• [What you should do] Copy down every line of the data that follows exactly. Omit the pictures.
━━━━━ Information supplied ━━━━━
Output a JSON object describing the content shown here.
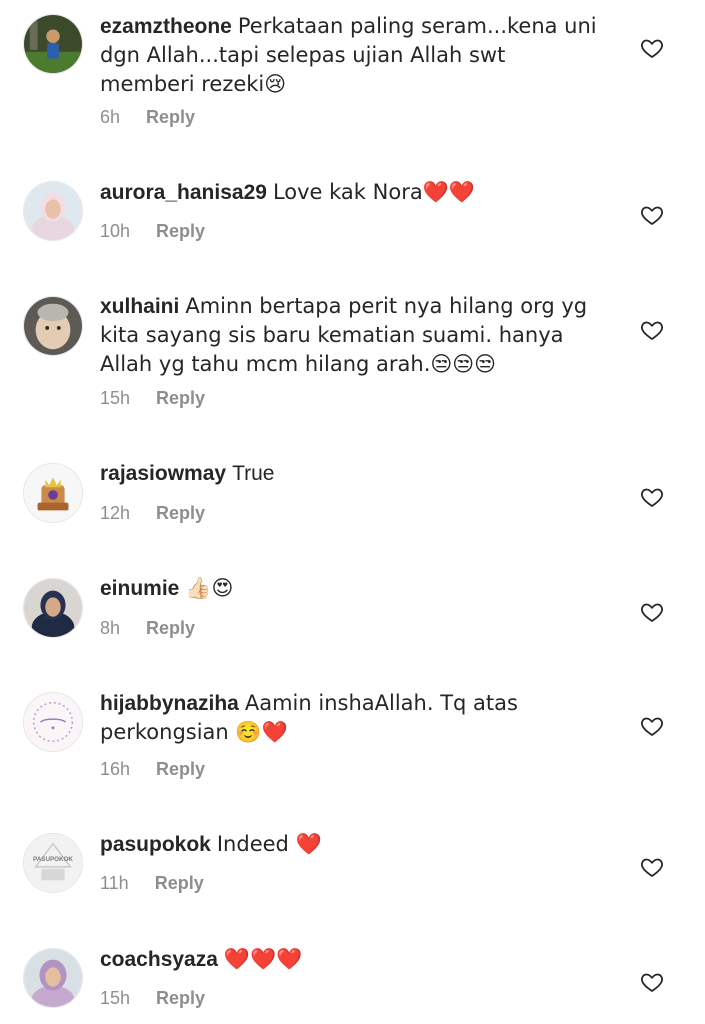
{
  "comments": [
    {
      "user": "ezamztheone",
      "text": "Perkataan paling seram...kena uni dgn Allah...tapi selepas ujian Allah swt memberi rezeki😢",
      "time": "6h",
      "reply": "Reply"
    },
    {
      "user": "aurora_hanisa29",
      "text": "Love kak Nora❤️❤️",
      "time": "10h",
      "reply": "Reply"
    },
    {
      "user": "xulhaini",
      "text": "Aminn bertapa perit nya hilang org yg kita sayang sis baru kematian suami. hanya Allah yg tahu mcm hilang arah.😒😒😒",
      "time": "15h",
      "reply": "Reply"
    },
    {
      "user": "rajasiowmay",
      "text": "True",
      "time": "12h",
      "reply": "Reply"
    },
    {
      "user": "einumie",
      "text": "👍🏻😍",
      "time": "8h",
      "reply": "Reply"
    },
    {
      "user": "hijabbynaziha",
      "text": "Aamin inshaAllah. Tq atas perkongsian ☺️❤️",
      "time": "16h",
      "reply": "Reply"
    },
    {
      "user": "pasupokok",
      "text": "Indeed ❤️",
      "time": "11h",
      "reply": "Reply"
    },
    {
      "user": "coachsyaza",
      "text": "❤️❤️❤️",
      "time": "15h",
      "reply": "Reply"
    }
  ],
  "avatar_labels": {
    "pasupokok": "PASUPOKOK"
  },
  "colors": {
    "text": "#262626",
    "meta": "#8e8e8e",
    "heart_outline": "#262626"
  }
}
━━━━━
• [Problem solution]
Output a JSON object describing the content shown here.
{
  "comments": [
    {
      "user": "ezamztheone",
      "text": "Perkataan paling seram...kena uni dgn Allah...tapi selepas ujian Allah swt memberi rezeki😢",
      "time": "6h",
      "reply": "Reply"
    },
    {
      "user": "aurora_hanisa29",
      "text": "Love kak Nora❤️❤️",
      "time": "10h",
      "reply": "Reply"
    },
    {
      "user": "xulhaini",
      "text": "Aminn bertapa perit nya hilang org yg kita sayang sis baru kematian suami. hanya Allah yg tahu mcm hilang arah.😒😒😒",
      "time": "15h",
      "reply": "Reply"
    },
    {
      "user": "rajasiowmay",
      "text": "True",
      "time": "12h",
      "reply": "Reply"
    },
    {
      "user": "einumie",
      "text": "👍🏻😍",
      "time": "8h",
      "reply": "Reply"
    },
    {
      "user": "hijabbynaziha",
      "text": "Aamin inshaAllah. Tq atas perkongsian ☺️❤️",
      "time": "16h",
      "reply": "Reply"
    },
    {
      "user": "pasupokok",
      "text": "Indeed ❤️",
      "time": "11h",
      "reply": "Reply"
    },
    {
      "user": "coachsyaza",
      "text": "❤️❤️❤️",
      "time": "15h",
      "reply": "Reply"
    }
  ],
  "avatar_labels": {
    "pasupokok": "PASUPOKOK"
  },
  "colors": {
    "text": "#262626",
    "meta": "#8e8e8e",
    "heart_outline": "#262626"
  }
}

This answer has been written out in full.